by Errol Black
Manitoba’s NDP government recently announced the appointment of William Neville as the Independent Allowance Commissioner under the Elections Finances Act.
Neville’s mandate is to establish a public funding process for registered political parties, to replace the previous per-vote subsidy. Legislation established in 2007 provided for a party per-vote subsidy of $1.25 per vote based on election results. Political parties were required to apply for the subsidy. Only the Liberal Party applied. The PC Party denounced the subsidy as a voter tax which caused the NDP to also back away for fear that the PCs would use it against them in the 2011 election.
A formula that would result in an automatic payout would resolve this dilemma. Contrary to the position taken by the PCs and others, including the Winnipeg Free Press, an expanded subsidy system would be pro rather than anti-democratic.
Presumably, the reason we support democracy is because our experience has convinced us that everyone benefits from such a system whether they are active or not, or even whether they vote or not. In effect, we have determined that election outcomes are like public goods, such as national defence or public health measures or a universally accessible health-care system.

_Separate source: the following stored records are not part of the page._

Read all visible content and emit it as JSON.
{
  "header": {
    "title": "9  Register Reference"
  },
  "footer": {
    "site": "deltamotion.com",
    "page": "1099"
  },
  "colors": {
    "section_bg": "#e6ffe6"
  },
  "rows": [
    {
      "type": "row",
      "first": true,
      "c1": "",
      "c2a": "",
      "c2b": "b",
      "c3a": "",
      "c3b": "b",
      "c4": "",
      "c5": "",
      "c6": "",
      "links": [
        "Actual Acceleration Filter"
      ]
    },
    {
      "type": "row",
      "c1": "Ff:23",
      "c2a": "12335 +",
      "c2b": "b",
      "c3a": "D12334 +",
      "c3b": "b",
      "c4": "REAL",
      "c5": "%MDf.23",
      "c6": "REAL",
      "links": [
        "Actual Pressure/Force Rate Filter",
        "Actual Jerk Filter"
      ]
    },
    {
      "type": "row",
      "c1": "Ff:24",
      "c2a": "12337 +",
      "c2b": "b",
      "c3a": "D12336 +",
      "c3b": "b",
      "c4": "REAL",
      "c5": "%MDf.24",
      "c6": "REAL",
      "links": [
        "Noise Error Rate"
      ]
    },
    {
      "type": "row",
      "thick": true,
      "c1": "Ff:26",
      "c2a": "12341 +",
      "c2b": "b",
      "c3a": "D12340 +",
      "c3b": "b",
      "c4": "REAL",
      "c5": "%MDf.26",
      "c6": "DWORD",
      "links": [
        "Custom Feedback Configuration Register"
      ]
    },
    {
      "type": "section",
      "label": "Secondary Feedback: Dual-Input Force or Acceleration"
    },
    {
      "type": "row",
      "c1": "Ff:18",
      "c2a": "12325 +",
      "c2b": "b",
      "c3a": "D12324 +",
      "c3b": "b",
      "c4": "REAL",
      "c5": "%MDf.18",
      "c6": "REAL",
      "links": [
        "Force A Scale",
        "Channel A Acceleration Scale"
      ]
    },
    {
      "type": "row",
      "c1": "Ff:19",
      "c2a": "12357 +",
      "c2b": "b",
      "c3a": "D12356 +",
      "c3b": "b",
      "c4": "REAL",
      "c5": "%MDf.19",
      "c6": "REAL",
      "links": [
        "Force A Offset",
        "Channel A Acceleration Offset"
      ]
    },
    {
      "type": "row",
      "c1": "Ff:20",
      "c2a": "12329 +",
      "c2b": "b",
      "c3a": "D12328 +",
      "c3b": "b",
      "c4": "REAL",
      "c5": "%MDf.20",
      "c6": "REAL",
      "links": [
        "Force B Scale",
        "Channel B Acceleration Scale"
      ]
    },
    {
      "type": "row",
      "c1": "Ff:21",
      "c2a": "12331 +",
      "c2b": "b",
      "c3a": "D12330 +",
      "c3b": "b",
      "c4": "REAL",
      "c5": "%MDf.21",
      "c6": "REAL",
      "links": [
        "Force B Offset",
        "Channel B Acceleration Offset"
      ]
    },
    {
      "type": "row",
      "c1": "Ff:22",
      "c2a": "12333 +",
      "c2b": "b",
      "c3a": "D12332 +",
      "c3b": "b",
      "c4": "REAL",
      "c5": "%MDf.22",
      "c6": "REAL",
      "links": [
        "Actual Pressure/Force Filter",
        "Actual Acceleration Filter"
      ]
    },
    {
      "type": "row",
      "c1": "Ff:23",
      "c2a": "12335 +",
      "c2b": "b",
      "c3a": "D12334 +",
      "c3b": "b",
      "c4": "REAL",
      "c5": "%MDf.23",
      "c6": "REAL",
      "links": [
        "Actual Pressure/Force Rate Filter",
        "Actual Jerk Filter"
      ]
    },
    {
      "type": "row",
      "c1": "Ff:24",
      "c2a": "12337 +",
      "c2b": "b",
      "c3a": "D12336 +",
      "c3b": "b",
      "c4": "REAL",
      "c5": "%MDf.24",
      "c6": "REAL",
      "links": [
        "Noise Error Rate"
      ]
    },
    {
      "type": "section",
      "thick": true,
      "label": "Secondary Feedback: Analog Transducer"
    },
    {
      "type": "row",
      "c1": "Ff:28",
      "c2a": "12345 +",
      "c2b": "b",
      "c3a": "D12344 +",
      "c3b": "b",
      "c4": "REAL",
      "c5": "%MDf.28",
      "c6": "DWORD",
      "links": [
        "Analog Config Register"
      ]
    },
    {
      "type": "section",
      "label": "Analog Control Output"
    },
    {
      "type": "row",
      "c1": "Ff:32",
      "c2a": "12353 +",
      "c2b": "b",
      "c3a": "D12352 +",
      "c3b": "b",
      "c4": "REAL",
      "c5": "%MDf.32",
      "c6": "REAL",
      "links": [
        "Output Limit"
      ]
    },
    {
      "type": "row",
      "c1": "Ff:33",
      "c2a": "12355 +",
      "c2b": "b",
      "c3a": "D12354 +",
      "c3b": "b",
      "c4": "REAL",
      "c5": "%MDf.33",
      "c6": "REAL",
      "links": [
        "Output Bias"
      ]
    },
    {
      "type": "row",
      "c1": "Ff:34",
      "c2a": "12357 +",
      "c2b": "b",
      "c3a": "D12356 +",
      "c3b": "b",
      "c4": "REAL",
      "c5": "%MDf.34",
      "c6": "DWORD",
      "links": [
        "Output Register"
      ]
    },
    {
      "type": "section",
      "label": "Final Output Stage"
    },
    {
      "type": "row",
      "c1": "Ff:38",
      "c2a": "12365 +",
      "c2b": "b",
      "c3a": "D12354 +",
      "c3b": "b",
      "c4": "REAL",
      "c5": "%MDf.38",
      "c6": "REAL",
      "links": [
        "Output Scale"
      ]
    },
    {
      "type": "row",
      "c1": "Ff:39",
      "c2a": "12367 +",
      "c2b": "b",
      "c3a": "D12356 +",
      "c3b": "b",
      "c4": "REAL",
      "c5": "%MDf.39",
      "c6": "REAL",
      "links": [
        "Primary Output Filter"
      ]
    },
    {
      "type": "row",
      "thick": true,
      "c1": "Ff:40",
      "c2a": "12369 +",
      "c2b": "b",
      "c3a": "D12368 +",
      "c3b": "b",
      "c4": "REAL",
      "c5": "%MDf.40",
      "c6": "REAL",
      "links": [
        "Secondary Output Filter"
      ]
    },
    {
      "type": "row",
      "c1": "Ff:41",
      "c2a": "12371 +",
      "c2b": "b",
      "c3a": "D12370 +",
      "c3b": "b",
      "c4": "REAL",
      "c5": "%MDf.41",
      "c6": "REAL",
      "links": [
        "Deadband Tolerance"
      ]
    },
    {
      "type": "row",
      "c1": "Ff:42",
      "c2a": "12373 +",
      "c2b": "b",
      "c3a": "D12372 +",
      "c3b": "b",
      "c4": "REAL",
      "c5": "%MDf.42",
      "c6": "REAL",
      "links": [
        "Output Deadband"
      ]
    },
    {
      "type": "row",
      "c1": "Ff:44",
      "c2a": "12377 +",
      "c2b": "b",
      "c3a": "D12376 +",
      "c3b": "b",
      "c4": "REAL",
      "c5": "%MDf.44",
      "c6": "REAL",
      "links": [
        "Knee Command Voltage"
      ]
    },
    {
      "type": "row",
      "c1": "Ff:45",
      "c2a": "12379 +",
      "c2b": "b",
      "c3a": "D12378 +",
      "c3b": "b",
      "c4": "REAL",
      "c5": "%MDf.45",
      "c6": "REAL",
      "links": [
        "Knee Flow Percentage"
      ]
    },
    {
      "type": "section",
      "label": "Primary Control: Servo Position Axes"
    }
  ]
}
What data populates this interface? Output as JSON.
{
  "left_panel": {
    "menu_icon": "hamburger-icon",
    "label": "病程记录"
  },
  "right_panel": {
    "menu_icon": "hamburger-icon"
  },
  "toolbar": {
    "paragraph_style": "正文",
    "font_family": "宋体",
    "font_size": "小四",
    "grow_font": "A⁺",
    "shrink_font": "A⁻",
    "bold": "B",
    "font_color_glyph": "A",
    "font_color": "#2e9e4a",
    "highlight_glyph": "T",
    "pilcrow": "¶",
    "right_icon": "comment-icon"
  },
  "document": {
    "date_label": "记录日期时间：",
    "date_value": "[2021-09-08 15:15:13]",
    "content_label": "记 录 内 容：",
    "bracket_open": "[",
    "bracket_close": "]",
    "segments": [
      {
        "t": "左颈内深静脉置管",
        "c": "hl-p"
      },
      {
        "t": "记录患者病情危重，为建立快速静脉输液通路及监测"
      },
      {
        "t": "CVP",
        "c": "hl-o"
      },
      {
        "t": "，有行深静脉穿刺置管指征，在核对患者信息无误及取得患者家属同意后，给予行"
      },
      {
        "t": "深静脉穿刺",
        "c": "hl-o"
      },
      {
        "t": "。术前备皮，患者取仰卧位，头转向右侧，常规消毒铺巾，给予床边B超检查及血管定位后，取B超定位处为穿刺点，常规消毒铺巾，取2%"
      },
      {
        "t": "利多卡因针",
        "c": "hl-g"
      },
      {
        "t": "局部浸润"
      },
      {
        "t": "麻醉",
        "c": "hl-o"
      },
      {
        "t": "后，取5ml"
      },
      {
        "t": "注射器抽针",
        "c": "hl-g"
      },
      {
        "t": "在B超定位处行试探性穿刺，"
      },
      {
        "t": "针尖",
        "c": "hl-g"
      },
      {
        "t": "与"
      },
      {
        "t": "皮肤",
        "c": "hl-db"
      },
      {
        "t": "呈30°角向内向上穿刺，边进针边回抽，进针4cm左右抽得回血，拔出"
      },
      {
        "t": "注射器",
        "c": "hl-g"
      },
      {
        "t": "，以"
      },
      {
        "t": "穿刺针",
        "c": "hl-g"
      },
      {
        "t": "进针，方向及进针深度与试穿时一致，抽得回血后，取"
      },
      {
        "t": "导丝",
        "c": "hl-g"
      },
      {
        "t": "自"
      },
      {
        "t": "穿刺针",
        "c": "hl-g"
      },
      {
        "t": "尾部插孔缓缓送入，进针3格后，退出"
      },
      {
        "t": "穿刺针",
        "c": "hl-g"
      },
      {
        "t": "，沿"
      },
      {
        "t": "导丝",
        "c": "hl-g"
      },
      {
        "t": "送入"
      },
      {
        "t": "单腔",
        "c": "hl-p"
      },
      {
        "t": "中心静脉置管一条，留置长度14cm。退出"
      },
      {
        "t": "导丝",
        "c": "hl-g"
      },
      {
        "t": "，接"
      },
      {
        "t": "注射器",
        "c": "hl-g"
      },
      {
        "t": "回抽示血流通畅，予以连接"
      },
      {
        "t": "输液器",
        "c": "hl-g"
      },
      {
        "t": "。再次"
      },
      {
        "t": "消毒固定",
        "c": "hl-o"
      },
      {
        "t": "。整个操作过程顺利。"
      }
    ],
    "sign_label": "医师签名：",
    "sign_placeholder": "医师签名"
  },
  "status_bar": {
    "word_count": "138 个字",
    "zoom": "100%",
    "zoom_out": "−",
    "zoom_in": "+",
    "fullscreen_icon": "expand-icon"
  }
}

The beauty of a public good is that once it is produced everyone gets to enjoy it. Therefore, we believe that everyone should contribute something toward the payment of the costs. If we truly believe that the processes and outcomes of democratic elections benefit us all, then all of us should contribute something to sustaining (and improving) it.
PC leader Brian Pallister rejects a per-vote subsidy on the grounds that it replaces voluntary contributions with coerced contributions, and it will discourage interest in politics. I am not sure how he comes to this conclusion.
In fact, subsidies to political parties should improve participation by allowing them for example to carry out more effective research, design more effective policies, and reach out to the electorate. This should lead to more, not less, involvement.
It is often argued as well that such a subsidy will erode or limit the choice of voters. In fact just the opposite should happen. It could lead to the formation of new parties representing a broader range of views. There is some evidence that suggests that voter interest in elections has diminished because of a convergence of the political parties on the right side of the political spectrum. New political parties could inspire disillusioned voters and young voters who have tuned out. This would help to nourish and sustain a democratic system that reflects the diversity in our population.
Ironically, those who denounce subsidies for political parties often bang the drums loudest for democracy in other parts of the world, like Afghanistan, Iran, North Korea (although they also seem to accept the limited choice of two parties representing right of centre interests and the far right in the U.S.).
In Canada, we have recognized the importance of multiple parties, and have at least three in most jurisdictions, and often more than three. The establishment of a mechanism for the automatic payment of voter subsidies would help strengthen and improve our democratic institutions and practices in Manitoba. This is an outcome that would be welcomed in this province and might very well spread to the rest of the country.